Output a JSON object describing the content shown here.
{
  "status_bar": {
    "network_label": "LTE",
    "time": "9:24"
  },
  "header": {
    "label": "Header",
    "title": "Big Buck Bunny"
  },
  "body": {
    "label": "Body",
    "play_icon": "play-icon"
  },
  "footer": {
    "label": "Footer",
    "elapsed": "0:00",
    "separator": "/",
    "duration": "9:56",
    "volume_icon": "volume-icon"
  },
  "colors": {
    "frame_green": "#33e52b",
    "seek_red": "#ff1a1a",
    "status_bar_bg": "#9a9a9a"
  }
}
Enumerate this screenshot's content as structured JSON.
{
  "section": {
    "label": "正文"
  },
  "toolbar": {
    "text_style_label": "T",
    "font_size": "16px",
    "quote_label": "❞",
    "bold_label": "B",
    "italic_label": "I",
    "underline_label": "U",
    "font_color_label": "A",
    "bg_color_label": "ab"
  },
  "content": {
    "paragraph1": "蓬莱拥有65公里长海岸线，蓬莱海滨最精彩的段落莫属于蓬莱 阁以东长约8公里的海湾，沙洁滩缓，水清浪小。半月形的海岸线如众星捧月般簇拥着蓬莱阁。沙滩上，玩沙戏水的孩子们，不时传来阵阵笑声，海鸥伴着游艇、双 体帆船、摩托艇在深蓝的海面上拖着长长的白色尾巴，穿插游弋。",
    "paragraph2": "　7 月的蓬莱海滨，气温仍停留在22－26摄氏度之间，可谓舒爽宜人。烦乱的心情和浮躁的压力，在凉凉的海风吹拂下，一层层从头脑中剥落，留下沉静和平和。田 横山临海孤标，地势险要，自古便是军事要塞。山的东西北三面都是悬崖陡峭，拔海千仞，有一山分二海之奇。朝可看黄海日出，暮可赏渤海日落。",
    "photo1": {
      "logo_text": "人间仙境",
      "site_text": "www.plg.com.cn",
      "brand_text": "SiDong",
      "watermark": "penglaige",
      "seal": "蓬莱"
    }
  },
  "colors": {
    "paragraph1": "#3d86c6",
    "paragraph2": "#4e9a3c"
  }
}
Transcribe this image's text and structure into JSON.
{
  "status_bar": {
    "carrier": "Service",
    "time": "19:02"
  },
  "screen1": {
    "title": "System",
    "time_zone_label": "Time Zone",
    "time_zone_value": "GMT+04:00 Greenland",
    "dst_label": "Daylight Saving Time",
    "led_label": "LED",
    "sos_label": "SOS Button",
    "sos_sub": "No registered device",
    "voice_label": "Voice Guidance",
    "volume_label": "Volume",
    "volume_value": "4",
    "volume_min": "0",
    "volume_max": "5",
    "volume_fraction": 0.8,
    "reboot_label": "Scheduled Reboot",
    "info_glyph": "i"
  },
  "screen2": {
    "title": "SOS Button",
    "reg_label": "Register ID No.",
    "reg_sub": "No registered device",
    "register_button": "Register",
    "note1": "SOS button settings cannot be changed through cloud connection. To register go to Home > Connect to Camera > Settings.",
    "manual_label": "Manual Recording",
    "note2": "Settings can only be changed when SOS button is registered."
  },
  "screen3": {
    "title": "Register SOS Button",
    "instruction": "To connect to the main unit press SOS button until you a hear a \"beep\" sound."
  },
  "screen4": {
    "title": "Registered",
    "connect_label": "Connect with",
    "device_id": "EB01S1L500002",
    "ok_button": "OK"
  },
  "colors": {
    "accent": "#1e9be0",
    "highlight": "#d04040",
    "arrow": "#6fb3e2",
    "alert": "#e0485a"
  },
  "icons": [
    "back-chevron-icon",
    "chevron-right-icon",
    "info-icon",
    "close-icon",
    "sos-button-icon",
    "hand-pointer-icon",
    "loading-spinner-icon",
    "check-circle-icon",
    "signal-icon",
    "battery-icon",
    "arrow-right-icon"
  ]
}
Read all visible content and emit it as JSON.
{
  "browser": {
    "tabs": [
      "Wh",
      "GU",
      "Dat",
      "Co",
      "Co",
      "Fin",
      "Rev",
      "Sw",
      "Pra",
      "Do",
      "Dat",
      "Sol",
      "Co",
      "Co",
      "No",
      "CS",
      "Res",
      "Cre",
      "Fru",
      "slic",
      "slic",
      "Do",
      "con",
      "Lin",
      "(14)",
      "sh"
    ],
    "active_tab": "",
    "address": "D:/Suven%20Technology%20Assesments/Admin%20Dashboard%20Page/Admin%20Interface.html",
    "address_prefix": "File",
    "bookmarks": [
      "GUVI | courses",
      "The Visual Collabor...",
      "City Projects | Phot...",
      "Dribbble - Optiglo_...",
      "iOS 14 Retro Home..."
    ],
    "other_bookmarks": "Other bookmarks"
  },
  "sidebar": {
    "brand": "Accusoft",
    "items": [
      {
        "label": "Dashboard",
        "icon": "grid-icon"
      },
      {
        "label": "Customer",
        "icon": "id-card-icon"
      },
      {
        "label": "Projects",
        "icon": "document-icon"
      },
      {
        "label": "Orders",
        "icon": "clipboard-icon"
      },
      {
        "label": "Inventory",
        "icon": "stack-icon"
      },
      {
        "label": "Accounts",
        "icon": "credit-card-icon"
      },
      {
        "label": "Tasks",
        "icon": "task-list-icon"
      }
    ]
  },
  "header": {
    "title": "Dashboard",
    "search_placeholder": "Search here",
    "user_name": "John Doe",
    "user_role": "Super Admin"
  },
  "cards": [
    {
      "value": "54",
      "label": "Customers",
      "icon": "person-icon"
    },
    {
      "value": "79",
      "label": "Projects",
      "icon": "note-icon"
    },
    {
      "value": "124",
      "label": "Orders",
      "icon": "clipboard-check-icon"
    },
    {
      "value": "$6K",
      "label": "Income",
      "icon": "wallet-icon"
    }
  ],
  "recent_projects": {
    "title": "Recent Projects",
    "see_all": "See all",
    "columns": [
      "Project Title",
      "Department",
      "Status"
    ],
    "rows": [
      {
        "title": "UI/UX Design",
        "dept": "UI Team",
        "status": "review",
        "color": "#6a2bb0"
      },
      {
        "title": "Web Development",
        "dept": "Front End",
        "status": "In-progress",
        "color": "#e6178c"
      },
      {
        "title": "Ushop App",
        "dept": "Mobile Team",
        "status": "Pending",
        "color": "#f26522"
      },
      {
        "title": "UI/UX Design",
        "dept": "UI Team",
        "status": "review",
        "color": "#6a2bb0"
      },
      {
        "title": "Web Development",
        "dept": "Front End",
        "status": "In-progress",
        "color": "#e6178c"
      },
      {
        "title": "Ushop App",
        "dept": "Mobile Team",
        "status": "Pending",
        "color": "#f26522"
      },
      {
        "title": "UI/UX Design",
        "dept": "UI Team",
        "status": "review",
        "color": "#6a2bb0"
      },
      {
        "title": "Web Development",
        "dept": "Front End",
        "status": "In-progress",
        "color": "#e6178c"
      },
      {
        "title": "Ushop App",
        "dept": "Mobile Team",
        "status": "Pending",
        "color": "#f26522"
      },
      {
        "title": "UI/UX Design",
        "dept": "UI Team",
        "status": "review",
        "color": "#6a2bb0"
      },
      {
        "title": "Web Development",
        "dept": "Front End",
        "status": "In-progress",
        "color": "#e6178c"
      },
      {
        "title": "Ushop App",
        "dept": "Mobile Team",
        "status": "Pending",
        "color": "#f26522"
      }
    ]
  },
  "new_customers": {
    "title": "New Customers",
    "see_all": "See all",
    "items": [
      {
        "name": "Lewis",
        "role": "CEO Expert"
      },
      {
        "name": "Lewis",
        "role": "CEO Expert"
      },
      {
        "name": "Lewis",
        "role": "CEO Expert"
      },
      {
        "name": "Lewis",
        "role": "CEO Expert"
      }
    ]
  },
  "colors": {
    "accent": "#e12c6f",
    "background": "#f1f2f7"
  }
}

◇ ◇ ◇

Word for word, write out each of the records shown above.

= Answer to this problem =
Output a JSON object describing the content shown here.
{
  "status_bar": {
    "network_label": "LTE",
    "time": "9:24"
  },
  "header": {
    "label": "Header",
    "title": "Big Buck Bunny"
  },
  "body": {
    "label": "Body",
    "play_icon": "play-icon"
  },
  "footer": {
    "label": "Footer",
    "elapsed": "0:00",
    "separator": "/",
    "duration": "9:56",
    "volume_icon": "volume-icon"
  },
  "colors": {
    "frame_green": "#33e52b",
    "seek_red": "#ff1a1a",
    "status_bar_bg": "#9a9a9a"
  }
}
Enumerate this screenshot's content as structured JSON.
{
  "section": {
    "label": "正文"
  },
  "toolbar": {
    "text_style_label": "T",
    "font_size": "16px",
    "quote_label": "❞",
    "bold_label": "B",
    "italic_label": "I",
    "underline_label": "U",
    "font_color_label": "A",
    "bg_color_label": "ab"
  },
  "content": {
    "paragraph1": "蓬莱拥有65公里长海岸线，蓬莱海滨最精彩的段落莫属于蓬莱 阁以东长约8公里的海湾，沙洁滩缓，水清浪小。半月形的海岸线如众星捧月般簇拥着蓬莱阁。沙滩上，玩沙戏水的孩子们，不时传来阵阵笑声，海鸥伴着游艇、双 体帆船、摩托艇在深蓝的海面上拖着长长的白色尾巴，穿插游弋。",
    "paragraph2": "　7 月的蓬莱海滨，气温仍停留在22－26摄氏度之间，可谓舒爽宜人。烦乱的心情和浮躁的压力，在凉凉的海风吹拂下，一层层从头脑中剥落，留下沉静和平和。田 横山临海孤标，地势险要，自古便是军事要塞。山的东西北三面都是悬崖陡峭，拔海千仞，有一山分二海之奇。朝可看黄海日出，暮可赏渤海日落。",
    "photo1": {
      "logo_text": "人间仙境",
      "site_text": "www.plg.com.cn",
      "brand_text": "SiDong",
      "watermark": "penglaige",
      "seal": "蓬莱"
    }
  },
  "colors": {
    "paragraph1": "#3d86c6",
    "paragraph2": "#4e9a3c"
  }
}
Transcribe this image's text and structure into JSON.
{
  "status_bar": {
    "carrier": "Service",
    "time": "19:02"
  },
  "screen1": {
    "title": "System",
    "time_zone_label": "Time Zone",
    "time_zone_value": "GMT+04:00 Greenland",
    "dst_label": "Daylight Saving Time",
    "led_label": "LED",
    "sos_label": "SOS Button",
    "sos_sub": "No registered device",
    "voice_label": "Voice Guidance",
    "volume_label": "Volume",
    "volume_value": "4",
    "volume_min": "0",
    "volume_max": "5",
    "volume_fraction": 0.8,
    "reboot_label": "Scheduled Reboot",
    "info_glyph": "i"
  },
  "screen2": {
    "title": "SOS Button",
    "reg_label": "Register ID No.",
    "reg_sub": "No registered device",
    "register_button": "Register",
    "note1": "SOS button settings cannot be changed through cloud connection. To register go to Home > Connect to Camera > Settings.",
    "manual_label": "Manual Recording",
    "note2": "Settings can only be changed when SOS button is registered."
  },
  "screen3": {
    "title": "Register SOS Button",
    "instruction": "To connect to the main unit press SOS button until you a hear a \"beep\" sound."
  },
  "screen4": {
    "title": "Registered",
    "connect_label": "Connect with",
    "device_id": "EB01S1L500002",
    "ok_button": "OK"
  },
  "colors": {
    "accent": "#1e9be0",
    "highlight": "#d04040",
    "arrow": "#6fb3e2",
    "alert": "#e0485a"
  },
  "icons": [
    "back-chevron-icon",
    "chevron-right-icon",
    "info-icon",
    "close-icon",
    "sos-button-icon",
    "hand-pointer-icon",
    "loading-spinner-icon",
    "check-circle-icon",
    "signal-icon",
    "battery-icon",
    "arrow-right-icon"
  ]
}
Read all visible content and emit it as JSON.
{
  "browser": {
    "tabs": [
      "Wh",
      "GU",
      "Dat",
      "Co",
      "Co",
      "Fin",
      "Rev",
      "Sw",
      "Pra",
      "Do",
      "Dat",
      "Sol",
      "Co",
      "Co",
      "No",
      "CS",
      "Res",
      "Cre",
      "Fru",
      "slic",
      "slic",
      "Do",
      "con",
      "Lin",
      "(14)",
      "sh"
    ],
    "active_tab": "",
    "address": "D:/Suven%20Technology%20Assesments/Admin%20Dashboard%20Page/Admin%20Interface.html",
    "address_prefix": "File",
    "bookmarks": [
      "GUVI | courses",
      "The Visual Collabor...",
      "City Projects | Phot...",
      "Dribbble - Optiglo_...",
      "iOS 14 Retro Home..."
    ],
    "other_bookmarks": "Other bookmarks"
  },
  "sidebar": {
    "brand": "Accusoft",
    "items": [
      {
        "label": "Dashboard",
        "icon": "grid-icon"
      },
      {
        "label": "Customer",
        "icon": "id-card-icon"
      },
      {
        "label": "Projects",
        "icon": "document-icon"
      },
      {
        "label": "Orders",
        "icon": "clipboard-icon"
      },
      {
        "label": "Inventory",
        "icon": "stack-icon"
      },
      {
        "label": "Accounts",
        "icon": "credit-card-icon"
      },
      {
        "label": "Tasks",
        "icon": "task-list-icon"
      }
    ]
  },
  "header": {
    "title": "Dashboard",
    "search_placeholder": "Search here",
    "user_name": "John Doe",
    "user_role": "Super Admin"
  },
  "cards": [
    {
      "value": "54",
      "label": "Customers",
      "icon": "person-icon"
    },
    {
      "value": "79",
      "label": "Projects",
      "icon": "note-icon"
    },
    {
      "value": "124",
      "label": "Orders",
      "icon": "clipboard-check-icon"
    },
    {
      "value": "$6K",
      "label": "Income",
      "icon": "wallet-icon"
    }
  ],
  "recent_projects": {
    "title": "Recent Projects",
    "see_all": "See all",
    "columns": [
      "Project Title",
      "Department",
      "Status"
    ],
    "rows": [
      {
        "title": "UI/UX Design",
        "dept": "UI Team",
        "status": "review",
        "color": "#6a2bb0"
      },
      {
        "title": "Web Development",
        "dept": "Front End",
        "status": "In-progress",
        "color": "#e6178c"
      },
      {
        "title": "Ushop App",
        "dept": "Mobile Team",
        "status": "Pending",
        "color": "#f26522"
      },
      {
        "title": "UI/UX Design",
        "dept": "UI Team",
        "status": "review",
        "color": "#6a2bb0"
      },
      {
        "title": "Web Development",
        "dept": "Front End",
        "status": "In-progress",
        "color": "#e6178c"
      },
      {
        "title": "Ushop App",
        "dept": "Mobile Team",
        "status": "Pending",
        "color": "#f26522"
      },
      {
        "title": "UI/UX Design",
        "dept": "UI Team",
        "status": "review",
        "color": "#6a2bb0"
      },
      {
        "title": "Web Development",
        "dept": "Front End",
        "status": "In-progress",
        "color": "#e6178c"
      },
      {
        "title": "Ushop App",
        "dept": "Mobile Team",
        "status": "Pending",
        "color": "#f26522"
      },
      {
        "title": "UI/UX Design",
        "dept": "UI Team",
        "status": "review",
        "color": "#6a2bb0"
      },
      {
        "title": "Web Development",
        "dept": "Front End",
        "status": "In-progress",
        "color": "#e6178c"
      },
      {
        "title": "Ushop App",
        "dept": "Mobile Team",
        "status": "Pending",
        "color": "#f26522"
      }
    ]
  },
  "new_customers": {
    "title": "New Customers",
    "see_all": "See all",
    "items": [
      {
        "name": "Lewis",
        "role": "CEO Expert"
      },
      {
        "name": "Lewis",
        "role": "CEO Expert"
      },
      {
        "name": "Lewis",
        "role": "CEO Expert"
      },
      {
        "name": "Lewis",
        "role": "CEO Expert"
      }
    ]
  },
  "colors": {
    "accent": "#e12c6f",
    "background": "#f1f2f7"
  }
}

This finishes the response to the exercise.